**WHAT YOU HAVE TO DO:**
An exact copy of all the data below is needed.

**Dataset rows describing interfaces:**
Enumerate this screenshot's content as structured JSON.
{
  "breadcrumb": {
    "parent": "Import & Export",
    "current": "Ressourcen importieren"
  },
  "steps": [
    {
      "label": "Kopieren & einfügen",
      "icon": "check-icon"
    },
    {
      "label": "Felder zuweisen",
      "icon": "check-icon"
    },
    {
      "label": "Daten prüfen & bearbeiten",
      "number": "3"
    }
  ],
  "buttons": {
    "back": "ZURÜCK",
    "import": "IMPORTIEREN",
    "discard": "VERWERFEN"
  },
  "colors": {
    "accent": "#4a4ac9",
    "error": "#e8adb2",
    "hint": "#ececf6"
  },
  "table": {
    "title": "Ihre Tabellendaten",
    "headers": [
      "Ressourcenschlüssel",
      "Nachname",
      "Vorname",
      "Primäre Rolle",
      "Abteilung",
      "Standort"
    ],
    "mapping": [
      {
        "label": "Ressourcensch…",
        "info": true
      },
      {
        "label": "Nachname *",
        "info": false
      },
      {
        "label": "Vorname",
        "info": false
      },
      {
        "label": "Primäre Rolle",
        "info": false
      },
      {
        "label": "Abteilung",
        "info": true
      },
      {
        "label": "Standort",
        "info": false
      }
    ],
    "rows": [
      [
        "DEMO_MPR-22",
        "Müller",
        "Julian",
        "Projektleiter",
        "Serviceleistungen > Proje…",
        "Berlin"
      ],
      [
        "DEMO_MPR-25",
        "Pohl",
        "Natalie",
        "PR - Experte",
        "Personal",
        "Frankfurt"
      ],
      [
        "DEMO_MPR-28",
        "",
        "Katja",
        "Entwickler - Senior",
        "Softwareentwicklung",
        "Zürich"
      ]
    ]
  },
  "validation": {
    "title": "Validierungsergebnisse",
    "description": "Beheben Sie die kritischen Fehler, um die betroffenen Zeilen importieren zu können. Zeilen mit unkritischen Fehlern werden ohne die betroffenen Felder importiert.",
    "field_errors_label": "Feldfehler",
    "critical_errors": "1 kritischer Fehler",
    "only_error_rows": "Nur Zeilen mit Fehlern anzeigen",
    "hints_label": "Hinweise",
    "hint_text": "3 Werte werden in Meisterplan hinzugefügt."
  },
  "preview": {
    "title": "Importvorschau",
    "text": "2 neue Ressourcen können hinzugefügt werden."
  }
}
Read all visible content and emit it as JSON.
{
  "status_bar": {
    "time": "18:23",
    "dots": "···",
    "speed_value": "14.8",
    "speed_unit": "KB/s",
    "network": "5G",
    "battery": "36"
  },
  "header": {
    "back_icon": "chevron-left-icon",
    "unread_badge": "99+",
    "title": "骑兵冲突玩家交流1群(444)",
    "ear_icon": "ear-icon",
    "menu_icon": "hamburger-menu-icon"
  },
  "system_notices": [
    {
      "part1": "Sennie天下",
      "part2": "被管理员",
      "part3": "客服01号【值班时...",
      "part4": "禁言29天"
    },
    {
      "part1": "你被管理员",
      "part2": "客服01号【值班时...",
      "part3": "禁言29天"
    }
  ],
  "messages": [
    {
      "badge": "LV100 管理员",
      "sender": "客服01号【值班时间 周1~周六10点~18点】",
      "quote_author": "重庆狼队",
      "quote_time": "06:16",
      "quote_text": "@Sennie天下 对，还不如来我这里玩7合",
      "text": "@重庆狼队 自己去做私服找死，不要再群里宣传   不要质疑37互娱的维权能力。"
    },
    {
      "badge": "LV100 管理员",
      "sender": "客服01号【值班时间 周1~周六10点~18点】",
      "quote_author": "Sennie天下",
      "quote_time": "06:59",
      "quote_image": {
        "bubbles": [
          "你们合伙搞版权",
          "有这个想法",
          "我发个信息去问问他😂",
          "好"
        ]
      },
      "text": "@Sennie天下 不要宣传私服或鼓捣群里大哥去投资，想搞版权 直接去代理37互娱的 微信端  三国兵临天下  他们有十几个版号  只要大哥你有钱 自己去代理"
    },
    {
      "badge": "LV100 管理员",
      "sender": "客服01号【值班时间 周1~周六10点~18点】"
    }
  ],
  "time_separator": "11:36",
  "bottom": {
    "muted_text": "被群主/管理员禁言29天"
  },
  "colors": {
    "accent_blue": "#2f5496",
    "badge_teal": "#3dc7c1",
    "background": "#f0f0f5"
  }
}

**RESPONSE TO THE TASK:**
Enumerate this screenshot's content as structured JSON.
{
  "breadcrumb": {
    "parent": "Import & Export",
    "current": "Ressourcen importieren"
  },
  "steps": [
    {
      "label": "Kopieren & einfügen",
      "icon": "check-icon"
    },
    {
      "label": "Felder zuweisen",
      "icon": "check-icon"
    },
    {
      "label": "Daten prüfen & bearbeiten",
      "number": "3"
    }
  ],
  "buttons": {
    "back": "ZURÜCK",
    "import": "IMPORTIEREN",
    "discard": "VERWERFEN"
  },
  "colors": {
    "accent": "#4a4ac9",
    "error": "#e8adb2",
    "hint": "#ececf6"
  },
  "table": {
    "title": "Ihre Tabellendaten",
    "headers": [
      "Ressourcenschlüssel",
      "Nachname",
      "Vorname",
      "Primäre Rolle",
      "Abteilung",
      "Standort"
    ],
    "mapping": [
      {
        "label": "Ressourcensch…",
        "info": true
      },
      {
        "label": "Nachname *",
        "info": false
      },
      {
        "label": "Vorname",
        "info": false
      },
      {
        "label": "Primäre Rolle",
        "info": false
      },
      {
        "label": "Abteilung",
        "info": true
      },
      {
        "label": "Standort",
        "info": false
      }
    ],
    "rows": [
      [
        "DEMO_MPR-22",
        "Müller",
        "Julian",
        "Projektleiter",
        "Serviceleistungen > Proje…",
        "Berlin"
      ],
      [
        "DEMO_MPR-25",
        "Pohl",
        "Natalie",
        "PR - Experte",
        "Personal",
        "Frankfurt"
      ],
      [
        "DEMO_MPR-28",
        "",
        "Katja",
        "Entwickler - Senior",
        "Softwareentwicklung",
        "Zürich"
      ]
    ]
  },
  "validation": {
    "title": "Validierungsergebnisse",
    "description": "Beheben Sie die kritischen Fehler, um die betroffenen Zeilen importieren zu können. Zeilen mit unkritischen Fehlern werden ohne die betroffenen Felder importiert.",
    "field_errors_label": "Feldfehler",
    "critical_errors": "1 kritischer Fehler",
    "only_error_rows": "Nur Zeilen mit Fehlern anzeigen",
    "hints_label": "Hinweise",
    "hint_text": "3 Werte werden in Meisterplan hinzugefügt."
  },
  "preview": {
    "title": "Importvorschau",
    "text": "2 neue Ressourcen können hinzugefügt werden."
  }
}
Read all visible content and emit it as JSON.
{
  "status_bar": {
    "time": "18:23",
    "dots": "···",
    "speed_value": "14.8",
    "speed_unit": "KB/s",
    "network": "5G",
    "battery": "36"
  },
  "header": {
    "back_icon": "chevron-left-icon",
    "unread_badge": "99+",
    "title": "骑兵冲突玩家交流1群(444)",
    "ear_icon": "ear-icon",
    "menu_icon": "hamburger-menu-icon"
  },
  "system_notices": [
    {
      "part1": "Sennie天下",
      "part2": "被管理员",
      "part3": "客服01号【值班时...",
      "part4": "禁言29天"
    },
    {
      "part1": "你被管理员",
      "part2": "客服01号【值班时...",
      "part3": "禁言29天"
    }
  ],
  "messages": [
    {
      "badge": "LV100 管理员",
      "sender": "客服01号【值班时间 周1~周六10点~18点】",
      "quote_author": "重庆狼队",
      "quote_time": "06:16",
      "quote_text": "@Sennie天下 对，还不如来我这里玩7合",
      "text": "@重庆狼队 自己去做私服找死，不要再群里宣传   不要质疑37互娱的维权能力。"
    },
    {
      "badge": "LV100 管理员",
      "sender": "客服01号【值班时间 周1~周六10点~18点】",
      "quote_author": "Sennie天下",
      "quote_time": "06:59",
      "quote_image": {
        "bubbles": [
          "你们合伙搞版权",
          "有这个想法",
          "我发个信息去问问他😂",
          "好"
        ]
      },
      "text": "@Sennie天下 不要宣传私服或鼓捣群里大哥去投资，想搞版权 直接去代理37互娱的 微信端  三国兵临天下  他们有十几个版号  只要大哥你有钱 自己去代理"
    },
    {
      "badge": "LV100 管理员",
      "sender": "客服01号【值班时间 周1~周六10点~18点】"
    }
  ],
  "time_separator": "11:36",
  "bottom": {
    "muted_text": "被群主/管理员禁言29天"
  },
  "colors": {
    "accent_blue": "#2f5496",
    "badge_teal": "#3dc7c1",
    "background": "#f0f0f5"
  }
}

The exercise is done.